BEGIN TASK INPUTS
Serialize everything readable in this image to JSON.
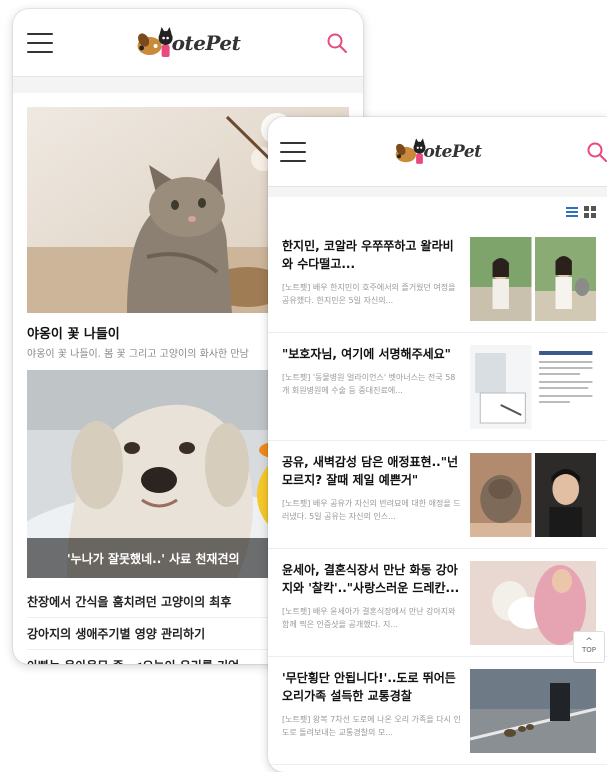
{
  "brand": {
    "logo_text": "otePet",
    "accent_color": "#e84a7f"
  },
  "back_screen": {
    "feed": [
      {
        "title": "야옹이 꽃 나들이",
        "excerpt": "야옹이 꽃 나들이. 봄 꽃 그리고 고양이의 화사한 만남"
      }
    ],
    "dog_card": {
      "caption": "'누나가 잘못했네..' 사료 천재견의"
    },
    "headlines": [
      "찬장에서 간식을 훔치려던 고양이의 최후",
      "강아지의 생애주기별 영양 관리하기",
      "아빠는 육아육묘 중, <오늘이 우리를 기억"
    ]
  },
  "front_screen": {
    "articles": [
      {
        "title": "한지민, 코알라 우쭈쭈하고 왈라비와 수다떨고...",
        "excerpt": "[노트펫] 배우 한지민이 호주에서의 즐거웠던 여정을 공유했다. 한지민은 5일 자신의..."
      },
      {
        "title": "\"보호자님, 여기에 서명해주세요\"",
        "excerpt": "[노트펫] '동물병원 얼라이언스' 벳아너스는 전국 58개 회원병원에 수술 등 중대진료에..."
      },
      {
        "title": "공유, 새벽감성 담은 애정표현..\"넌 모르지? 잘때 제일 예쁜거\"",
        "excerpt": "[노트펫] 배우 공유가 자신의 반려묘에 대한 애정을 드러냈다. 5일 공유는 자신의 인스..."
      },
      {
        "title": "윤세아, 결혼식장서 만난 화동 강아지와 '찰칵'..\"사랑스러운 드레칸...",
        "excerpt": "[노트펫] 배우 윤세아가 결혼식장에서 만난 강아지와 함께 찍은 인증샷을 공개했다. 지..."
      },
      {
        "title": "'무단횡단 안됩니다!'..도로 뛰어든 오리가족 설득한 교통경찰",
        "excerpt": "[노트펫] 왕복 7차선 도로에 나온 오리 가족을 다시 인도로 돌려보내는 교통경찰의 모..."
      }
    ],
    "top_button": "TOP"
  },
  "icons": {
    "menu": "hamburger-icon",
    "search": "search-icon",
    "list_view": "list-view-icon",
    "grid_view": "grid-view-icon"
  }
}
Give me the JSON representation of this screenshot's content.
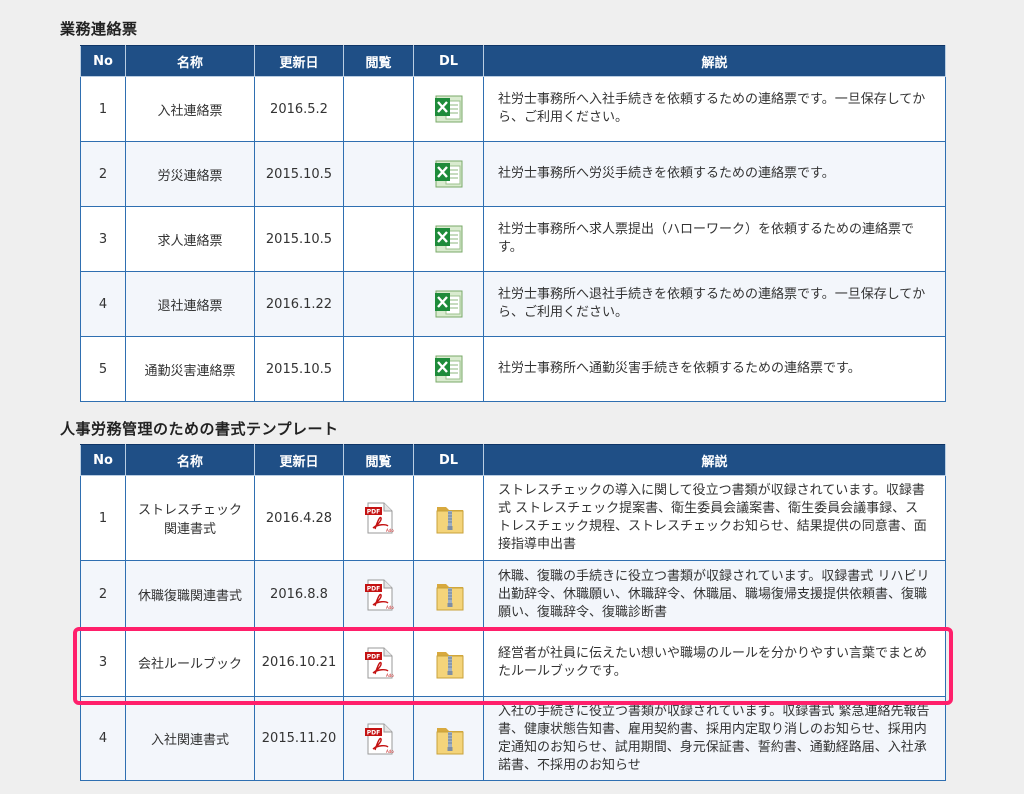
{
  "sections": [
    {
      "title": "業務連絡票",
      "headers": [
        "No",
        "名称",
        "更新日",
        "閲覧",
        "DL",
        "解説"
      ],
      "rows": [
        {
          "no": "1",
          "name": "入社連絡票",
          "date": "2016.5.2",
          "desc": "社労士事務所へ入社手続きを依頼するための連絡票です。一旦保存してから、ご利用ください。",
          "dl_icon": "excel-icon"
        },
        {
          "no": "2",
          "name": "労災連絡票",
          "date": "2015.10.5",
          "desc": "社労士事務所へ労災手続きを依頼するための連絡票です。",
          "dl_icon": "excel-icon"
        },
        {
          "no": "3",
          "name": "求人連絡票",
          "date": "2015.10.5",
          "desc": "社労士事務所へ求人票提出（ハローワーク）を依頼するための連絡票です。",
          "dl_icon": "excel-icon"
        },
        {
          "no": "4",
          "name": "退社連絡票",
          "date": "2016.1.22",
          "desc": "社労士事務所へ退社手続きを依頼するための連絡票です。一旦保存してから、ご利用ください。",
          "dl_icon": "excel-icon"
        },
        {
          "no": "5",
          "name": "通勤災害連絡票",
          "date": "2015.10.5",
          "desc": "社労士事務所へ通勤災害手続きを依頼するための連絡票です。",
          "dl_icon": "excel-icon"
        }
      ]
    },
    {
      "title": "人事労務管理のための書式テンプレート",
      "headers": [
        "No",
        "名称",
        "更新日",
        "閲覧",
        "DL",
        "解説"
      ],
      "rows": [
        {
          "no": "1",
          "name": "ストレスチェック関連書式",
          "date": "2016.4.28",
          "desc": "ストレスチェックの導入に関して役立つ書類が収録されています。収録書式 ストレスチェック提案書、衛生委員会議案書、衛生委員会議事録、ストレスチェック規程、ストレスチェックお知らせ、結果提供の同意書、面接指導申出書",
          "view_icon": "pdf-icon",
          "dl_icon": "zip-folder-icon"
        },
        {
          "no": "2",
          "name": "休職復職関連書式",
          "date": "2016.8.8",
          "desc": "休職、復職の手続きに役立つ書類が収録されています。収録書式 リハビリ出勤辞令、休職願い、休職辞令、休職届、職場復帰支援提供依頼書、復職願い、復職辞令、復職診断書",
          "view_icon": "pdf-icon",
          "dl_icon": "zip-folder-icon"
        },
        {
          "no": "3",
          "name": "会社ルールブック",
          "date": "2016.10.21",
          "desc": "経営者が社員に伝えたい想いや職場のルールを分かりやすい言葉でまとめたルールブックです。",
          "view_icon": "pdf-icon",
          "dl_icon": "zip-folder-icon"
        },
        {
          "no": "4",
          "name": "入社関連書式",
          "date": "2015.11.20",
          "desc": "入社の手続きに役立つ書類が収録されています。収録書式 緊急連絡先報告書、健康状態告知書、雇用契約書、採用内定取り消しのお知らせ、採用内定通知のお知らせ、試用期間、身元保証書、誓約書、通勤経路届、入社承諾書、不採用のお知らせ",
          "view_icon": "pdf-icon",
          "dl_icon": "zip-folder-icon"
        }
      ]
    }
  ],
  "colors": {
    "header_bg": "#1f4f86",
    "border": "#2f6fb1",
    "highlight": "#ff1f6b"
  }
}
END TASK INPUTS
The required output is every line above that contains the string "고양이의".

        "excerpt": "야옹이 꽃 나들이. 봄 꽃 그리고 고양이의 화사한 만남"
      "찬장에서 간식을 훔치려던 고양이의 최후",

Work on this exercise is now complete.